Related posts in which I feature the MFA’s Souper Dress (Campbell Soup Company) and the Yellow Pages Dress (Mars of Asheville, NC) introduce readers to the birth of the “Paper Caper” dress, a promotional sideline by Scott Paper Company used to advance its latest paper-based technologies. There were two basic A-line styles to choose from, redeemable by sending in a coupon with $1.00 and $.25 for postage and handling. After unprecedented sales (500,000) in a matter of months, Scott Paper discontinued its production of the paper dress to focus on its main product lines: paper towels, napkins, toilet paper, and the like.
Other companies and designers seized this moment to jump on the “Paper Caper” bandwagon, producing their own variations to compete in a demanding market for disposable fashion and contributing to its explosive popularity. Universal Studios embraced the ready-made canvas of this hot item to promote its most popular stars, including Elizabeth Taylor, Marlon Brando, Steve McQueen, Julie Andrews, Paul Newman, Henry Fonda, Kirk Douglas, and others, rendered in the Warhol-like portrait aesthetic emblematic of Pop Art and the blurring of boundaries between “high” art and “low” culture.

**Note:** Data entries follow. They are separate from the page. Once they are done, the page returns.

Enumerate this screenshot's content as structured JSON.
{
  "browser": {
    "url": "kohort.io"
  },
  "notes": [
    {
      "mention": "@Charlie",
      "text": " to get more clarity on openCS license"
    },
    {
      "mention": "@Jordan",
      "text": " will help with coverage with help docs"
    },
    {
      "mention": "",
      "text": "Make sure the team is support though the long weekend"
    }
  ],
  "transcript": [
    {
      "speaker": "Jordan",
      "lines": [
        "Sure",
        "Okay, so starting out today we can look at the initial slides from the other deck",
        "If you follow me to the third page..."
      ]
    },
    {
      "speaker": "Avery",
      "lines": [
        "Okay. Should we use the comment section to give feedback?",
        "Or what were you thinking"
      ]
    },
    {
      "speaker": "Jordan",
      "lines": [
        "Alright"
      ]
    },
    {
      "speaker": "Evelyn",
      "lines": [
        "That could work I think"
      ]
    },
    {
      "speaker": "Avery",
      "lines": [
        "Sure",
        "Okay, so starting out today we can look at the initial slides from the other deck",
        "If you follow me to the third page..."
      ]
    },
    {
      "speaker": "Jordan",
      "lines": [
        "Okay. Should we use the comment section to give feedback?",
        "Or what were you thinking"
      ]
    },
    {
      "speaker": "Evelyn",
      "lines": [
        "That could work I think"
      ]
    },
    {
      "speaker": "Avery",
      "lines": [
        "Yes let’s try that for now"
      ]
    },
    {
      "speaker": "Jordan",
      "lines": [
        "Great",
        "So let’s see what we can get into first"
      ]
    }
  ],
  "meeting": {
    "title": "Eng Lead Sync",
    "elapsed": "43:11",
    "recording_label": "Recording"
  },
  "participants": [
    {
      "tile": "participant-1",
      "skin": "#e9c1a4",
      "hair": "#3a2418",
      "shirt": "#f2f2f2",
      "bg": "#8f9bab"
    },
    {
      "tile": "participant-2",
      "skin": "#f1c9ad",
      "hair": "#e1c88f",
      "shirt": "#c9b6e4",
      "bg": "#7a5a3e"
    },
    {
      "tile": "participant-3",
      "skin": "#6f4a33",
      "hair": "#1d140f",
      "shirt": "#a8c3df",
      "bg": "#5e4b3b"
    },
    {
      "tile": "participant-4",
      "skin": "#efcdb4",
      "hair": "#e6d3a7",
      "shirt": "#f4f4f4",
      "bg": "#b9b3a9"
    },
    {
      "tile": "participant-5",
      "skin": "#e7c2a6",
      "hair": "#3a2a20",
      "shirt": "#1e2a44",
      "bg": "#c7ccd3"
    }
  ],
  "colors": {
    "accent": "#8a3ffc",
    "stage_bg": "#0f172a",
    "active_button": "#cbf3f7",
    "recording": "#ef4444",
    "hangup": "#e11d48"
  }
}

Objects in Brief is a randomized showcase of the MFA, Boston’s encyclopedic Textile and Fashion Arts collections. A featured object is indicative of the author’s curiosity and chosen so she may learn about its material and structural properties, function, history, and greater story. These “quick studies” have led to more in-depth explorations posted in A Closer Look.